At a recent training workshop, a participant named Samuel expressed his interest to be involved in the Bible translation (BT) project. He also offered the project team the use of his house (which was nearby) as an interim office during workshop intervals.
In an exegesis workshop session, the keyword 'repent' was brought up for discussion. As an active steward in his church, Samuel said that he often came across the word but failed to grasp its meaning.
The language facilitator then explained the meaning of the word according to the Scriptures. The only way to repent is to accept Jesus as personal Saviour, he explained. The explanation helped Samuel to understand the meaning of the word. He confessed that he has not repented all these years, and has relied on his own strengths to cope with issues of the day.
Realising his ignorance, Samuel said he wanted to repent and accept Jesus as his Lord and Saviour. Shedding tears, he insisted on doing it in the presence of the participants. To support his decision, the participants gathered around him and joined him in the sinner's prayer. What a joyous moment of celebration!
The Suru heartland is found in the north of the island of Borneo and comprises of about 55,000 people. In the early 1950s, 80% of the Surus who were former animists became Christians on their own initiative. Despite being poor, poorly educated, seriously discriminated against and disadvantaged as believers, the Suru have maintained their faith.
“A group of 40 to 60-year-old women asked me to teach them to read. They had heard that God’s Word was going to be translated into their language and they wanted to be able to read it. Waiting to hear a short snippet read from the pulpit on a Sunday was an unbearable hardship – they were hungry for more. Thus, six to eight of them who had either previously given up learning to read or never had the chance to attend school, began coming together for one afternoon a week for nine whole months. They sweated over their letters and the long Suru words, which even gave them nightmares; they bore with being ridiculed for going to school at their age; they worked doubly hard on their household chores to make time for classes. With much perseverance, they finally succeeded. They bought their own copies of the partial translation as well as a hymn book, and proudly carried them into church one Sunday. Their husbands were astonished; their children who had mocked them now had their interest piqued; their grandchildren were curious too. They bought up the remaining stock of the partial translation and started reading it. This rural congregation became a congregation that read the Word. They became the pillar in their church district, the ones who could be relied on when funding or workers were needed. Reading this Book changed this community’s lives.” – John*, an SIL translator.
In the Hakka community in West Kalimantan, a translation team started to work on the book of Luke and the Jesus Film. One translator shared his experience.

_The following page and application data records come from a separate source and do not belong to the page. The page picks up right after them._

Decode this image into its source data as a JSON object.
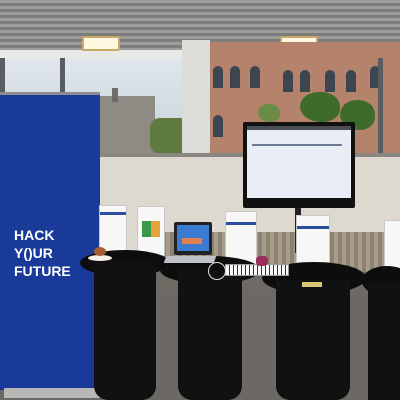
{
  "banner": {
    "logo_lines": [
      "HACK",
      "Y()UR",
      "FUTURE"
    ]
  },
  "colors": {
    "banner_blue": "#1a3a9a",
    "table_black": "#111111",
    "brick": "#b5826c",
    "wall": "#ddd9d1"
  }
}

When my wife became involved in the Hakka translation, it was the hardest time for our family. I lost my job and my emotions began to run out of control. Every day my wife and I would fight. I became angry with my children. I blamed everyone else. But what infuriated me most was my wife’s time spent working on the Hakka translation which brought home no money. One day, I was forced to be involved in the Jesus film recording. My part was to be the voice of Jesus, dubbed into the film. I did it with a heavy heart until we got to the episode where Jesus ate at the house of Zacchaeus. My hard heart began to soften. I held back tears while playing Jesus in that recording. When I got home, I gathered my wife and children and cried before them: ‘I am arrogant. I am selfish, I am temperamental.’ At that moment I asked forgiveness from my wife and children for my attitude. We all cried and immediately God restored our family, bringing peace to my heart and to our home.
Today Mr. Amin is one of the primary translators and motivators of the Hakka translation.
God did not stop there. He wanted to unite His church. On 11 February 2019, the Hakka language launched the Jesus film. More than 50 church leaders from various Hakka denominations gathered to watch Jesus speak their language on film. The facilitator of the Hakka team testified, “Last year we were desperately worried—‘Can we continue this work with only one translator left on our team?’ But God was not desperate. He brought together five Hakka church denomination leaders who had never worked together before but committed to do so for the Hakka translation project. They appointed more translators, supported the team financially, provided a facility for the team to work in, and stood behind us in prayer and encouragement. One of the great things we saw God do was to unify the Hakka church in order to complete His mission.”